Categories: Life & Arts
Newlywed life can be hectic.
But the story of Niskayuna native Rachael Yoder and her husband, Michael Herman, might take the cake.
“We left for Tanzania less than a month after [our wedding],” Yoder said.
And no, it wasn’t for their honeymoon. They went to build a labor clinic in Mloka, a village where the closest clinic is several hours away.
Throughout the construction process, they connected with villagers in Mloka, and created a documentary about the rich culture of the village and the process of constructing the first of many buildings to better serve the villagers.
“The Humanity Project: A Devised Documentary,” will be shown at Proctors on Sept. 8.
“We knew we wanted to document the experience as it was happening. Michael and I are artists by trade, so that’s really more what we’re comfortable doing,” Yoder said.
“The Humanity Project” is a part of their nonprofit theater company, The Outer Loop Theater Experience, which strives to help cultivate and build creative plays and stories.
Collecting stories was what got the couple involved in Tanzania in 2015.
On a trip to the country to gather stories for a play on Tanzanian culture, Herman heard one story he couldn’t let go of.
A woman named Asha told him how one of her children didn’t survive childbirth because the nearest labor clinic was several hours away. Unfortunately, she’s not alone. Other women also came forward to talk about their struggles with access to doctors and medical practitioners. Although there are midwives in the Mloka village, many are not equipped to handle complications that may arise during delivery.
Herman left Tanzania with much more than an idea for a play: He left with a promise to return and build a labor clinic. He and Yoder worked for well over a year to raise the $11,000 needed to build the clinic and to find a team to help construct it.
Asha’s husband, Patrick, is an engineer and was able to manage the project. After the couple arrived in Mloka in 2017, construction began immediately and was completed in a little less than three months.
“As you can imagine, construction in Tanzania goes quite differently than it does here,” Yoder said, “There were no power tools used at all in the construction of the clinic.”

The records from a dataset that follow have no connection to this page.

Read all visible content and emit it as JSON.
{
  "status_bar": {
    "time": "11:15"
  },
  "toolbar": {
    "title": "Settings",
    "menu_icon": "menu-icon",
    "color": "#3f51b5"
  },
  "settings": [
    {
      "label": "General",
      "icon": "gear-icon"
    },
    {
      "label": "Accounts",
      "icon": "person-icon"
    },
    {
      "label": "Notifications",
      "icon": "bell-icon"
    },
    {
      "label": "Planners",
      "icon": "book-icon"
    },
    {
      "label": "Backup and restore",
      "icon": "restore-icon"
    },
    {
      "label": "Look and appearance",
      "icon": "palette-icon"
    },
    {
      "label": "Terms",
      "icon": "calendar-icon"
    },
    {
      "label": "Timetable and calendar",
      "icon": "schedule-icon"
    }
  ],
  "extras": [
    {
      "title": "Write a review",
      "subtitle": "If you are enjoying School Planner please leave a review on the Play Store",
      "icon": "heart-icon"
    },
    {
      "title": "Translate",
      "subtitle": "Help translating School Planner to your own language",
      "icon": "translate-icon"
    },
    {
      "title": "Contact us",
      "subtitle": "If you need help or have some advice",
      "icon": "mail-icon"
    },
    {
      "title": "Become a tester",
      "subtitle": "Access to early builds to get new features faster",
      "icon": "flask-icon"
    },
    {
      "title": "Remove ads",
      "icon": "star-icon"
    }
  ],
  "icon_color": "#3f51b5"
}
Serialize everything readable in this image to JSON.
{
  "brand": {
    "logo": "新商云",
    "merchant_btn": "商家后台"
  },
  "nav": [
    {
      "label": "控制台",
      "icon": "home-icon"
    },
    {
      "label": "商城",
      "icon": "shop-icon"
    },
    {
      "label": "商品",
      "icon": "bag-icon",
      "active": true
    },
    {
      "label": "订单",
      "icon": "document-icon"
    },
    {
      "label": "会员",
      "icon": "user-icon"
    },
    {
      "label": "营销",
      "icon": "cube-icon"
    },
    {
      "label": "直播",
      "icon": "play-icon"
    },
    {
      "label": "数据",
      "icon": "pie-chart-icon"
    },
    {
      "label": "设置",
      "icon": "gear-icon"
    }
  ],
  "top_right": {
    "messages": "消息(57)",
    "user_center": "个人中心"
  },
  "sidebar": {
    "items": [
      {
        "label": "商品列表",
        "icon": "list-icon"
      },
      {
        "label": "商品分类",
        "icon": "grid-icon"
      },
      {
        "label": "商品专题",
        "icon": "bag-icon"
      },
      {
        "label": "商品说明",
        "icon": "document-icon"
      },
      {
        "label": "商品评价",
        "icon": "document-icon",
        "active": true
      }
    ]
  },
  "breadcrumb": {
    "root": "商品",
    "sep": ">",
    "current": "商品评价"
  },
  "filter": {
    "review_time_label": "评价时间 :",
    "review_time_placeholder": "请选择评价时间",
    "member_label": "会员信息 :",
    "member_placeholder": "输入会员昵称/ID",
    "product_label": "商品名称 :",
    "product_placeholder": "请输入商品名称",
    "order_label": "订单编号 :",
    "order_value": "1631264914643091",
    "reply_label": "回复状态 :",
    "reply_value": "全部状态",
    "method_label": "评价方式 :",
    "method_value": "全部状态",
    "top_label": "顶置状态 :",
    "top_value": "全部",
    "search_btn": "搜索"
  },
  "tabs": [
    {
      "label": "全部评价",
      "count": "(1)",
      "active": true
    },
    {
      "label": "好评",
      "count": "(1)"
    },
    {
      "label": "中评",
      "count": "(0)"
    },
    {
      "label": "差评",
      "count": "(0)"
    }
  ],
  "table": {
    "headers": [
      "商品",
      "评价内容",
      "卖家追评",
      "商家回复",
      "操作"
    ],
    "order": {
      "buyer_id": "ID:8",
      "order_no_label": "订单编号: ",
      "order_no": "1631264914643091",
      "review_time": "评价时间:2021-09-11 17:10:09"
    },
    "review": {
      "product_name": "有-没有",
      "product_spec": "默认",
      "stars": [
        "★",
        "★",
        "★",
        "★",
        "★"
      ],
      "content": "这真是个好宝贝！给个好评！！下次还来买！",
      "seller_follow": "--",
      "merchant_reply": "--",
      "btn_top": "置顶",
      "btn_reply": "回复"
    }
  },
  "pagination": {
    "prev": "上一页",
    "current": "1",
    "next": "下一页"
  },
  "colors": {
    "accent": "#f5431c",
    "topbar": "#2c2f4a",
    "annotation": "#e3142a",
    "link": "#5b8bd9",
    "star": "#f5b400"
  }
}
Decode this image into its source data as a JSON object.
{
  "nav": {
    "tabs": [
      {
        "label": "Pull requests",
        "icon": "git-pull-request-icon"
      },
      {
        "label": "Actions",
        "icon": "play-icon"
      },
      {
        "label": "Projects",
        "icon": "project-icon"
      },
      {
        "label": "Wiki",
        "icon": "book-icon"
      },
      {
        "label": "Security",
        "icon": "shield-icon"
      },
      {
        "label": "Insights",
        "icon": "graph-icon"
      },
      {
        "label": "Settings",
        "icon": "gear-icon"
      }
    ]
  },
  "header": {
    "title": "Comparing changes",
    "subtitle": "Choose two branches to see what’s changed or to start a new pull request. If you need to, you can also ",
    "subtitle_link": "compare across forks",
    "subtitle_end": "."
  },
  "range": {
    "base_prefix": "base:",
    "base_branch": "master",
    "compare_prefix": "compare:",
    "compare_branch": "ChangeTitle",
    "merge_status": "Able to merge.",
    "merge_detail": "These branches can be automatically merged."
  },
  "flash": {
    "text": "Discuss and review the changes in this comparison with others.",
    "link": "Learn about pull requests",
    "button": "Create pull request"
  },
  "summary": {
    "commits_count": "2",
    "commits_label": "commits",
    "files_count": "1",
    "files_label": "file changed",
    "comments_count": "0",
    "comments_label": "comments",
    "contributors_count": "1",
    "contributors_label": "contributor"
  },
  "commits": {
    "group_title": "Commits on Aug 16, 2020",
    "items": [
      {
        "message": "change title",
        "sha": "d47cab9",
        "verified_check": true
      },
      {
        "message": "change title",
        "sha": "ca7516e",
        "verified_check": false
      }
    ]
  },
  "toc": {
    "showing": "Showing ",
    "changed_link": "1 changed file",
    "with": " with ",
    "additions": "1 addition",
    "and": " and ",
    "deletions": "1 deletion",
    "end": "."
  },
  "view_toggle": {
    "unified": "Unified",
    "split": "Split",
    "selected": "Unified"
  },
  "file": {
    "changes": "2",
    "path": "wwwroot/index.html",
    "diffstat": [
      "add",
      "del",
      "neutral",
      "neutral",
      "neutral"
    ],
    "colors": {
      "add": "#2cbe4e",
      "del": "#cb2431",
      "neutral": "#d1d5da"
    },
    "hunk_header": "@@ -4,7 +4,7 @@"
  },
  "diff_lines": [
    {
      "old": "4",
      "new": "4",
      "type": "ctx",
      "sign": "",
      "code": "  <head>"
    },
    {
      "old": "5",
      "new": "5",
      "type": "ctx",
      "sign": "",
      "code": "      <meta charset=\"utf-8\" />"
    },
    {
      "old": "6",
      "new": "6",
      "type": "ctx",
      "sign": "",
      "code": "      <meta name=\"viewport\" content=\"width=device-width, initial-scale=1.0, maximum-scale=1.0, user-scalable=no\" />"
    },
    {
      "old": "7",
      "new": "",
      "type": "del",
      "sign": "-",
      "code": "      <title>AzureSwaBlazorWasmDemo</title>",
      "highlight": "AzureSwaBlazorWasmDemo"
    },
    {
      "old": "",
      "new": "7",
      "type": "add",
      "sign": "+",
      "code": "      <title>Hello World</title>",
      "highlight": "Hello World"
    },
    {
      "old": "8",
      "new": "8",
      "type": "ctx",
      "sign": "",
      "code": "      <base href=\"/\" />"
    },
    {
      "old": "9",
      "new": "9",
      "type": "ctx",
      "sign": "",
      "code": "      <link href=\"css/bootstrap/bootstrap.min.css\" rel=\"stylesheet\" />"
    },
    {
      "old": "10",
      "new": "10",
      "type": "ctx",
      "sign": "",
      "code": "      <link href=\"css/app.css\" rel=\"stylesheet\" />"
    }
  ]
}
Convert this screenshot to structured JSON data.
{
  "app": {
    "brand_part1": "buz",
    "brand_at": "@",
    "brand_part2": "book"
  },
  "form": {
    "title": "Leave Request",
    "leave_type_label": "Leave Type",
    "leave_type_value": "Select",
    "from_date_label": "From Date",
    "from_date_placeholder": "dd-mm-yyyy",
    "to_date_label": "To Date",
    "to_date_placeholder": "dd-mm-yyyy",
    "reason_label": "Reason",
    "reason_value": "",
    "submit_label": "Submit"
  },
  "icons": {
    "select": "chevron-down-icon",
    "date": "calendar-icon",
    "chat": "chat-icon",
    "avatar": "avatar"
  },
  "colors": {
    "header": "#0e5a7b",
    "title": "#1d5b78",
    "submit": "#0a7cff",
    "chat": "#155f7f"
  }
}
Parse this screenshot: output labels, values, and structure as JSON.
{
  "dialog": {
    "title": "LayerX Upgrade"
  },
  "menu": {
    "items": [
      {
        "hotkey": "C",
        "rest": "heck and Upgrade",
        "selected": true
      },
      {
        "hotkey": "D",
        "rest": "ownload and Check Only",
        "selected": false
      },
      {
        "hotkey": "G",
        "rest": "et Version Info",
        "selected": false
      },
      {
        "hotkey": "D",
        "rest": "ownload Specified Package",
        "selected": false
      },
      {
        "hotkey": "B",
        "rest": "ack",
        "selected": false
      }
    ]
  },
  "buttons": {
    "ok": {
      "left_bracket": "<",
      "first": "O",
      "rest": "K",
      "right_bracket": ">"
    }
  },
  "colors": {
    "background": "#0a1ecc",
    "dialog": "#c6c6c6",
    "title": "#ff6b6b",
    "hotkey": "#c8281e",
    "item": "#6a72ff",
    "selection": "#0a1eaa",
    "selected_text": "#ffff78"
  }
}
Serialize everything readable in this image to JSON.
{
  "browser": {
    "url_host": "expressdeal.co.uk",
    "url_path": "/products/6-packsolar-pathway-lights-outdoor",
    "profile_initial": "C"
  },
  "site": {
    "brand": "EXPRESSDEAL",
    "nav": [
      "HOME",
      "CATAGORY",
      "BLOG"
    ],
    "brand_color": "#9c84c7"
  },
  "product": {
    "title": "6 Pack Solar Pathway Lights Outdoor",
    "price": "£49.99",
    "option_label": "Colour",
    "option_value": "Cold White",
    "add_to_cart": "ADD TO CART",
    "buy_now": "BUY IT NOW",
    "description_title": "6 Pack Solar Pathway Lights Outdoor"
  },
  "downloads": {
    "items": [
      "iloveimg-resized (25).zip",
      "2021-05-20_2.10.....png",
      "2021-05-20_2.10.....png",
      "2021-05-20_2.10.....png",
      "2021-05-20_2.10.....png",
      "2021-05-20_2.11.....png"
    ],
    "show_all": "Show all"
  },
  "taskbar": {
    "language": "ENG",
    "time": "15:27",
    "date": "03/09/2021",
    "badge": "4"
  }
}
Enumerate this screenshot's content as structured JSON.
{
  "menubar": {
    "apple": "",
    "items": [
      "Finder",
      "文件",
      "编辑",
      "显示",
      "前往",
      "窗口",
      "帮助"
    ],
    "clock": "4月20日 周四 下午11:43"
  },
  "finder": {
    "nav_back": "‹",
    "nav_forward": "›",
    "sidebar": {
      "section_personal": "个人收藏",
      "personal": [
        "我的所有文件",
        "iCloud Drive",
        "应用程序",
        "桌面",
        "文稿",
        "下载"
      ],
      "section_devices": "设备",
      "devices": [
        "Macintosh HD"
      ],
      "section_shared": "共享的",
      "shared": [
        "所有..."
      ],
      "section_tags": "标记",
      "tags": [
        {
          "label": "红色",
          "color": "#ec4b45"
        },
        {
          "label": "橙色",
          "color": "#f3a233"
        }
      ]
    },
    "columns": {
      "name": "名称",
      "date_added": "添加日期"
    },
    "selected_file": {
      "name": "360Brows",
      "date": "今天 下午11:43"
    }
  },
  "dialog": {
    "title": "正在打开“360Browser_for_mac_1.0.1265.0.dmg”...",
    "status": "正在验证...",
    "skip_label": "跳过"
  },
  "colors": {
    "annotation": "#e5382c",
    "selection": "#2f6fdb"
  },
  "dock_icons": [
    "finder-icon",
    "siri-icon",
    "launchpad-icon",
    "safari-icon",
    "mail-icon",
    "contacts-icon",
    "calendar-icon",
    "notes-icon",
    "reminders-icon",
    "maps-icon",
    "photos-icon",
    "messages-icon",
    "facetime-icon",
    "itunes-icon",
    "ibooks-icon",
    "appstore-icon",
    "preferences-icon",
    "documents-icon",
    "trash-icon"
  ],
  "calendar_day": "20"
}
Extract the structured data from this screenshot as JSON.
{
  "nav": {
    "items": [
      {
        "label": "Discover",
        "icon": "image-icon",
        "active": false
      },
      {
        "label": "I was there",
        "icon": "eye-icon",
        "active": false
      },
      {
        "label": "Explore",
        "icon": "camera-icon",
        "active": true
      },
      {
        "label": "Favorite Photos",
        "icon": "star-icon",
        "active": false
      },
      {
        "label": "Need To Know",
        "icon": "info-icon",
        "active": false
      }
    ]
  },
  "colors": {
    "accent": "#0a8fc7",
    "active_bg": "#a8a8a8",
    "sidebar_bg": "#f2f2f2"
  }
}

Cement had to be mixed by hand, which proved challenging when there wasn’t water available in the village. Yoder and Herman hired workers to motorcycle to the nearest river to bring water into the village to mix the cement.
“[There were] lots of unexpected challenges along the way. Sometimes we couldn’t work because some of the guys had to be on their farm, because there were elephants there that day and they had to protect their crops from getting eaten by elephants. … Just things we could never have predicted,” Yoder said.
Now that construction is complete, the clinic is going through the registration process. Once it’s registered with the Tanzanian government, the labor clinic will be up and running.
“We could be looking at babies born there by late fall, which is pretty exciting,” Yoder said.
It’s the first of several projects the couple is working on.
“While we were there, we realized that the needs of this village extend beyond the labor clinic. This is just the beginning,” Yoder said.
The next phase of their project includes building an outpatient dispensary building, which provides vaccinations for children, lab testing and family planning services, among others. The Outer Loop hopes to raise $30,000 for the project.
Of course, they’re also including a theatrical element as well.
“We met with five different schools in the village and we’re planning to develop a theater and drama curriculum with the schools for the next time we come back,” Yoder said.
They’ve already run a few workshops and drama sessions with students in Mloka, but this time they’re hoping to work with teachers to help them incorporate those skills in the classroom.
On Friday, beyond the screening of “The Humanity Project,” the couple will be discussing their experiences in talking with villagers and in Mloka, and their next steps in what’s become a long-term project.
“It just felt very important for us to bring the experience back home,” Yoder said, “We had a screening of it in Rochester and we felt it was a really powerful way to let people in on the process.”